Foodborne outbreaks have been in the news a lot lately. Whether or not this is due to improvements in better detection or surveillance methods, illnesses caused by food borne disease can effect anyone who eats the contaminated food. Today, multi-state even multinational occurrences are not uncommon.

In today’s fast-paced society, according to the FDA “outbreaks are happening over longer periods of time and often occur in widely separated areas, making them difficult to detect. Added challenges are the increasing consumer demand for food that is less processed and the globalization of the food supply — making production/processing and distribution more complex — so that identifying the food source of an outbreak is more demanding.”

But how does food become unsafe in the first place? What measures can one take to keep food safe?

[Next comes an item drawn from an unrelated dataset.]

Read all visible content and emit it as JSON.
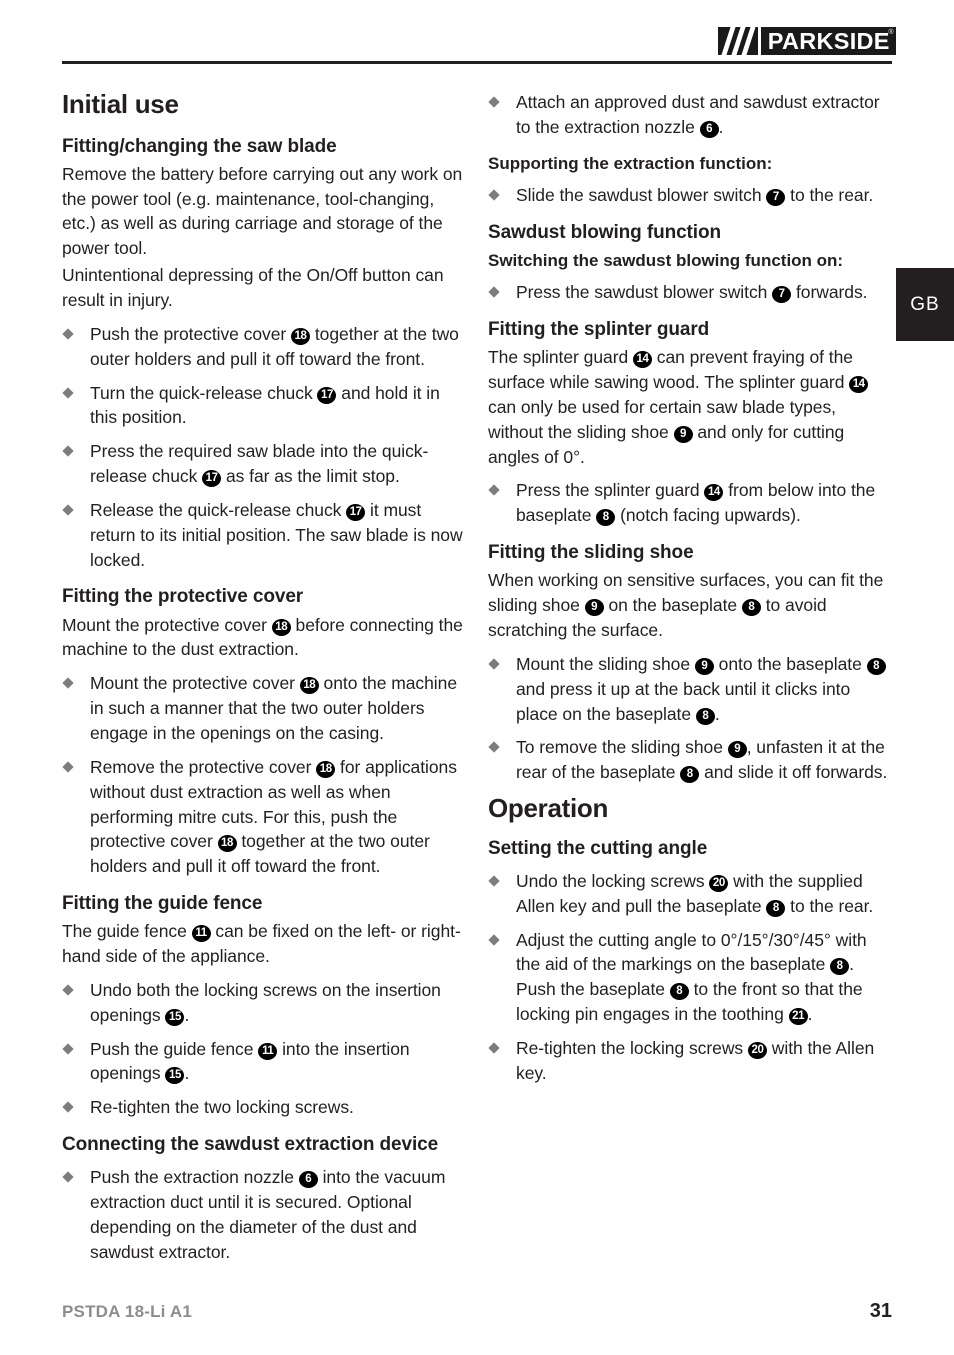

Causes of Food Borne Illness

Physical Causes: containers used for food storage, metal residue (ex: metal shavings left behind after cleaning a grill), or pieces of glass.

Biological Causes: Parasites, bacteria, viruses. The biggest threat to food safety is biological causes and can be inherent in the food from how the food is handled (for example, temperature) with bacteria and viruses being the most common cause for foodborne contamination.

Chemical Causes: Chemical contaminants, natural toxins. Certain foods have within them toxins that are part of their genetic makeup. Such as certain mushrooms or shellfish). Certain additives can be toxic to individuals that are allergic while certain cleaners and sanitizers that are not used as directed can cause chemical contamination.

Staying Safe: Preventing Food Borne Illnesses

Clean: Wash hands, surfaces and utensils often in hot soapy water and rinsing well to remove organisms and debris. Sanitize clean counter-tops before preparing food and clean counter-tops often between handling different types of food.

Keep Food Separate: In order to prevent cross contamination, when shopping, designate reusable shopping bags for specific grocery items. Don’t use reusable bags for raw meat products. Place raw meat items in individual plastic bags before placing them in reusable shopping bags. Wash and thoroughly dry reusable bags often.

In the fridge, store raw meats below ready to eat items. When thawing frozen raw meat, use a dripless container or a contained plastic bag. Don’t allow the juices from the thawing meat drip on other foods.

Cook: Cook foods properly and thoroughly.

Chill: Cold temperatures slow the growth of harmful bacteria and must circulate to help keep food safe. Be mindful of the amount of food stored in the refrigerator.

For more ways to staying safe in preventing foodborne illnesses check out:

Information from:

Causes and Prevention of Food borne Illness – University of Rhode Island Food Safety Education College of the Environment and Life Sciences

What You Should Know About Government Response to Food borne Illness Outbreaks US Food and Drug Administration